======== STUDY MATERIAL ========

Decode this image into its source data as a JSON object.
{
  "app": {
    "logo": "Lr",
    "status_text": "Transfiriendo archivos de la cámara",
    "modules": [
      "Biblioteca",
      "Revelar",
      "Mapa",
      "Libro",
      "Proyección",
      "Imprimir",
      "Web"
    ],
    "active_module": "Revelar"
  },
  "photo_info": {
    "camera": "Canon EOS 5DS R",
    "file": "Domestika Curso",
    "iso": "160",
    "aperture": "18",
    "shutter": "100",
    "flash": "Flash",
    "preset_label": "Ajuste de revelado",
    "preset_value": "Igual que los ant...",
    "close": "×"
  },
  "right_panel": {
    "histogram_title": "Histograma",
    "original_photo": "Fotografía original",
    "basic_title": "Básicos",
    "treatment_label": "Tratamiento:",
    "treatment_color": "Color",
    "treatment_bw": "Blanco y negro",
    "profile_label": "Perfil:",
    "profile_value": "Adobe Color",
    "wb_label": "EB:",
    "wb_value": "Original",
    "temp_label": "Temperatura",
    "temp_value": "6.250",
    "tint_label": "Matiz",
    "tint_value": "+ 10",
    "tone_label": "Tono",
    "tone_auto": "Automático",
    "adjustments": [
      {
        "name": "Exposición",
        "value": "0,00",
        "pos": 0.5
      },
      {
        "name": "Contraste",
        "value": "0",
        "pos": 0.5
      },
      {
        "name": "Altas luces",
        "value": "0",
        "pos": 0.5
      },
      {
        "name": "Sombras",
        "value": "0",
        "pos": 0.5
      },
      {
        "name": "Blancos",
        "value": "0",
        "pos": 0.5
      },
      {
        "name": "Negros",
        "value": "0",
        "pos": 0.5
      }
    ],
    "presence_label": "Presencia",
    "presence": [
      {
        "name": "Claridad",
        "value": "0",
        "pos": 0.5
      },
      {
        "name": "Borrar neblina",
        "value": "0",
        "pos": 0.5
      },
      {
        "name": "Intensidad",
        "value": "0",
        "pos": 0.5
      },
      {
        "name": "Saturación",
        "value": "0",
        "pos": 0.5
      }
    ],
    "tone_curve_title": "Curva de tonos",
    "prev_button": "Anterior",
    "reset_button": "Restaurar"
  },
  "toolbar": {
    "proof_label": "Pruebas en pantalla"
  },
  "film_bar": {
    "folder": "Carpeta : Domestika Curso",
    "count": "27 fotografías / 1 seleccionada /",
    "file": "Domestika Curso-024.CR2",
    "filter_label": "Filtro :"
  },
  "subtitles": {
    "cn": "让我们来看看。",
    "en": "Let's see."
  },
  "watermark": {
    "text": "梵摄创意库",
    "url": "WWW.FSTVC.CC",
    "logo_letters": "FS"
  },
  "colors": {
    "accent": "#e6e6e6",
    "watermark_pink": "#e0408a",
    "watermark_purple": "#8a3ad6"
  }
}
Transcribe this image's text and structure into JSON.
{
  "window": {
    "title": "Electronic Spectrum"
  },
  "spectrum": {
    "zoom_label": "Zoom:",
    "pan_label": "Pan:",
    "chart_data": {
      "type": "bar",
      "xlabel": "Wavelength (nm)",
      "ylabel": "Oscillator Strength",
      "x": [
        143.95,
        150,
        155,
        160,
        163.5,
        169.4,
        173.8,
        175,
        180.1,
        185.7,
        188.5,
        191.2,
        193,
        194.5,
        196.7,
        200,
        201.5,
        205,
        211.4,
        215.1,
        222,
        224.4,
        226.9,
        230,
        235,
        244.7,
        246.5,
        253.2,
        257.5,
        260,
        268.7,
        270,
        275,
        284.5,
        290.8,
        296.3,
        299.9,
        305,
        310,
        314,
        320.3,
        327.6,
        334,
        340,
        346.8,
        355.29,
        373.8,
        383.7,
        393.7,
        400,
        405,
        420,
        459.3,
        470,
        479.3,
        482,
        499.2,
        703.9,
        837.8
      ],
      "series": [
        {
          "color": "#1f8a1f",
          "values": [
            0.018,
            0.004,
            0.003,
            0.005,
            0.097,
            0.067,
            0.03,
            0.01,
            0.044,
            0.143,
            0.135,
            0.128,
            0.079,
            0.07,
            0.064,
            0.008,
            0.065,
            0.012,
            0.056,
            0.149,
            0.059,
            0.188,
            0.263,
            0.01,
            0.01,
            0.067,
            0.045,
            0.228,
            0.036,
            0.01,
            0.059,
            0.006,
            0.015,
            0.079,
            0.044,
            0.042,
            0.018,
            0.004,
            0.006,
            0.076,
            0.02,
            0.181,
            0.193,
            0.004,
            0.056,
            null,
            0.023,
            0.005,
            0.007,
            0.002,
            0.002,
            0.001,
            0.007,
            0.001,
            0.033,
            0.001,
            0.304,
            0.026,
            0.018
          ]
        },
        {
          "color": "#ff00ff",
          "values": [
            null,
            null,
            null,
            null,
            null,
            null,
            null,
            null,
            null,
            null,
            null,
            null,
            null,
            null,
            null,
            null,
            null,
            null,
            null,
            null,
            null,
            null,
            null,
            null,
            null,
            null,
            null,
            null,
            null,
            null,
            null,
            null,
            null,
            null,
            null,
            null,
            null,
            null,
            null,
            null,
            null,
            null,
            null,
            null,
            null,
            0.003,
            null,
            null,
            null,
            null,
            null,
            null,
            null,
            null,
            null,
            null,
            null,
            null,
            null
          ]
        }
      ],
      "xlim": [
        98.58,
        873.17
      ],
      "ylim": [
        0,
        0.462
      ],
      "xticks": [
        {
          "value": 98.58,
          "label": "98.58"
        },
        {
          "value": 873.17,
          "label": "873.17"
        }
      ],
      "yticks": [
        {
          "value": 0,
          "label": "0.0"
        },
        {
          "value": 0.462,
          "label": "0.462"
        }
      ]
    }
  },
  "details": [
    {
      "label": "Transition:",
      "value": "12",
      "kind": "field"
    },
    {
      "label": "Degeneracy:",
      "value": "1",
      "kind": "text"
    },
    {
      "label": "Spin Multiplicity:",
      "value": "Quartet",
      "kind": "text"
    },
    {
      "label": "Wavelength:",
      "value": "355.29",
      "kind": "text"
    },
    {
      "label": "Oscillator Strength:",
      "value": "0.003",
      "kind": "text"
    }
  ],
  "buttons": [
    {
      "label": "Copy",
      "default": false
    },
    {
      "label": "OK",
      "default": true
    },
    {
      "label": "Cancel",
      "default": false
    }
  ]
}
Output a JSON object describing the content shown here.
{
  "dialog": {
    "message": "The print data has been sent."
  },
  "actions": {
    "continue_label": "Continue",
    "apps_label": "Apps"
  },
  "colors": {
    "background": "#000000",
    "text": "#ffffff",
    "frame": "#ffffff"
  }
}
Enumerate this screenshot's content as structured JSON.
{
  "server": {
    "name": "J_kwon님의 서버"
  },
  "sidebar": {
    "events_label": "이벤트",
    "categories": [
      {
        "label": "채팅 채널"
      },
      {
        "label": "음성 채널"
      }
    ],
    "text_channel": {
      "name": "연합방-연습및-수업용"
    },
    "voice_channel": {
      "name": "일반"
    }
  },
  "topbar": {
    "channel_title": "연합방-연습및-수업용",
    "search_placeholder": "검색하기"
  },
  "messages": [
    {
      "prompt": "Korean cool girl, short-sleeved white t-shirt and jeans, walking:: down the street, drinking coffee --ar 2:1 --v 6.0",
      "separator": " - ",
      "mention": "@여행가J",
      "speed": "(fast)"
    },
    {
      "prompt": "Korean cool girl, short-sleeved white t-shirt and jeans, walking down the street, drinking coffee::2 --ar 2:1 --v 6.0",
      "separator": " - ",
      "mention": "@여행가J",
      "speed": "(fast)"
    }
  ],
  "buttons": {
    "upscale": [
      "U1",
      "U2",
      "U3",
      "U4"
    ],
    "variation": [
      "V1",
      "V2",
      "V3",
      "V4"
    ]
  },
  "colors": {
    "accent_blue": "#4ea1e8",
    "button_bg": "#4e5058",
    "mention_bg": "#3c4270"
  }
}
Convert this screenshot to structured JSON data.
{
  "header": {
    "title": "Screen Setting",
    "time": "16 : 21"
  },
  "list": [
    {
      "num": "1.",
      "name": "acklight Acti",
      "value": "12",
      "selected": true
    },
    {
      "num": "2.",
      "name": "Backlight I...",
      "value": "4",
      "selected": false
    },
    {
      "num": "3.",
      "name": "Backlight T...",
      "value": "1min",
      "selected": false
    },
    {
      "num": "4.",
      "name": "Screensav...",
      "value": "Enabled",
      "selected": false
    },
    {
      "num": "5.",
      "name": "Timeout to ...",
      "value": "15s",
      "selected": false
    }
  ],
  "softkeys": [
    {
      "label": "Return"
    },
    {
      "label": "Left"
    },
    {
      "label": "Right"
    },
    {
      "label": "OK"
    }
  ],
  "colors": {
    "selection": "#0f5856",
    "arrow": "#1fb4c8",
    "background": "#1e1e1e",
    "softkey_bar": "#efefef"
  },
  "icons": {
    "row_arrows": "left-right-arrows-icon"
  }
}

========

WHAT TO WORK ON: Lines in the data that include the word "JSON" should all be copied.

ANSWER FOR THIS EXERCISE:
Decode this image into its source data as a JSON object.
Transcribe this image's text and structure into JSON.
Output a JSON object describing the content shown here.
Enumerate this screenshot's content as structured JSON.
Convert this screenshot to structured JSON data.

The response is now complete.